Cities across the United States have been actively planning for climate change for 20 years, but equity considerations, such as climate investments' impact on disadvantaged communities, have often been overlooked or ignored in the broader climate planning process. Most recently, scholars studying climate planning and its effects have identified the following questions for areas of future research: What policies have local municipal agencies developed that specifically benefit disadvantaged communities? Under what conditions do they develop and implement these proposals?
The Philadelphia Energy Authority's Philadelphia Energy Campaign (PEC) is an unlikely success story of a municipal climate initiative prioritizing the needs of its marginalized residents by preserving affordable housing through energy policy.
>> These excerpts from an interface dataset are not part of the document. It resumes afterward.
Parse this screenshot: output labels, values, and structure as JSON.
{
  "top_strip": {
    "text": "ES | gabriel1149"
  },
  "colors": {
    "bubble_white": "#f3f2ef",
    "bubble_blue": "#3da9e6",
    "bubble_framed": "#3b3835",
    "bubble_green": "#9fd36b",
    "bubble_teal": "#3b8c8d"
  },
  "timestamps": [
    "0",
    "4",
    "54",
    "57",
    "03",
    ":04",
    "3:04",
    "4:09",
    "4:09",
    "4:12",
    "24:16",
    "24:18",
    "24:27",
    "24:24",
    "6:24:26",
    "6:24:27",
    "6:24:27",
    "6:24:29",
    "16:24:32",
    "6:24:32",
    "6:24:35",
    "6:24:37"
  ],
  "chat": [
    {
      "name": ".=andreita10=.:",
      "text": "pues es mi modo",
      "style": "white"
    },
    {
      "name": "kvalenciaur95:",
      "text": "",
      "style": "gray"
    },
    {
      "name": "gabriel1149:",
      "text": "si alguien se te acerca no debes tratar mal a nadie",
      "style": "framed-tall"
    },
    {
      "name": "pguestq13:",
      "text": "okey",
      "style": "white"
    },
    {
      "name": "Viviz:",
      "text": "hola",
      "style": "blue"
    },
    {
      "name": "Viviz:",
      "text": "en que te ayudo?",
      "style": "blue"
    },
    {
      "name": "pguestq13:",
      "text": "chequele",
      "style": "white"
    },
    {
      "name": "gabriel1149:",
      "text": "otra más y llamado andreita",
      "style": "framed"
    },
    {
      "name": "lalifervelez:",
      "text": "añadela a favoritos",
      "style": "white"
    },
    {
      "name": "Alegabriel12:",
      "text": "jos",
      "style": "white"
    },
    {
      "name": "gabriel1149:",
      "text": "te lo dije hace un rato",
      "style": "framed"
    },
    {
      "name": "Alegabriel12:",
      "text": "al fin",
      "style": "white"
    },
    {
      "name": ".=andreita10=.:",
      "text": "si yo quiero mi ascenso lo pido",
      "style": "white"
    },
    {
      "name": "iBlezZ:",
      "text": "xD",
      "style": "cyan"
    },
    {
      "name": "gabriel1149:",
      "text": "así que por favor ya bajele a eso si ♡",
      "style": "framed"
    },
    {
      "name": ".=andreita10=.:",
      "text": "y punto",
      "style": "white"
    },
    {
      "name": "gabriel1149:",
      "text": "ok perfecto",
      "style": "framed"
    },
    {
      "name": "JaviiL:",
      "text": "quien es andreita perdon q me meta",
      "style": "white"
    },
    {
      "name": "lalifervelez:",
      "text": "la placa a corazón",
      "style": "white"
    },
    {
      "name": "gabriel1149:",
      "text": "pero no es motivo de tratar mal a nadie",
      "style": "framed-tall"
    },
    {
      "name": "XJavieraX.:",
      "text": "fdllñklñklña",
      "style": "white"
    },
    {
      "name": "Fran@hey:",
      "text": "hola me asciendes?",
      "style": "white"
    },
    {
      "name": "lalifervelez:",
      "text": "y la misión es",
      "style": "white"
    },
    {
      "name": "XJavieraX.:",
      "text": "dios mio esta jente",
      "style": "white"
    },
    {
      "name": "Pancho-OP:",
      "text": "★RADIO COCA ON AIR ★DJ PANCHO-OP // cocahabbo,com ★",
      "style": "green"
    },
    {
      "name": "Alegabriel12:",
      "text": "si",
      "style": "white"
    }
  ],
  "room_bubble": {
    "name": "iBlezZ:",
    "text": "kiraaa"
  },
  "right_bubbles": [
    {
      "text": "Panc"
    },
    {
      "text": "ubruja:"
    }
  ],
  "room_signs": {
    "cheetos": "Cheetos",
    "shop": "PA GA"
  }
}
Under what conditions did the Philadelphia Energy Campaign become an affordable housing initiative? What are the implications for other municipalities who wish to create programming at the nexus of equity and environment? Applying John Kingdon's multiple streams theory highlights that while PEC is novel, it is not the result of unprecendented strategies. Rather, the multiple streams analysis elucidates the power of capitalizing on traditional community development tools, such as stakeholder engagement and identifying the appropriate champion to lead the effort, suggesting that the silos separating energy and housing are not impermeable.
While this research has important implications for practitioners and academics alike, other questions about the future of the Campaign remain unanswered, including, but not limited to: Will the results of the Campaign reflect its commitment to equity? Will there by unintended consequences from the Campaign's investments?
Category: Working Papers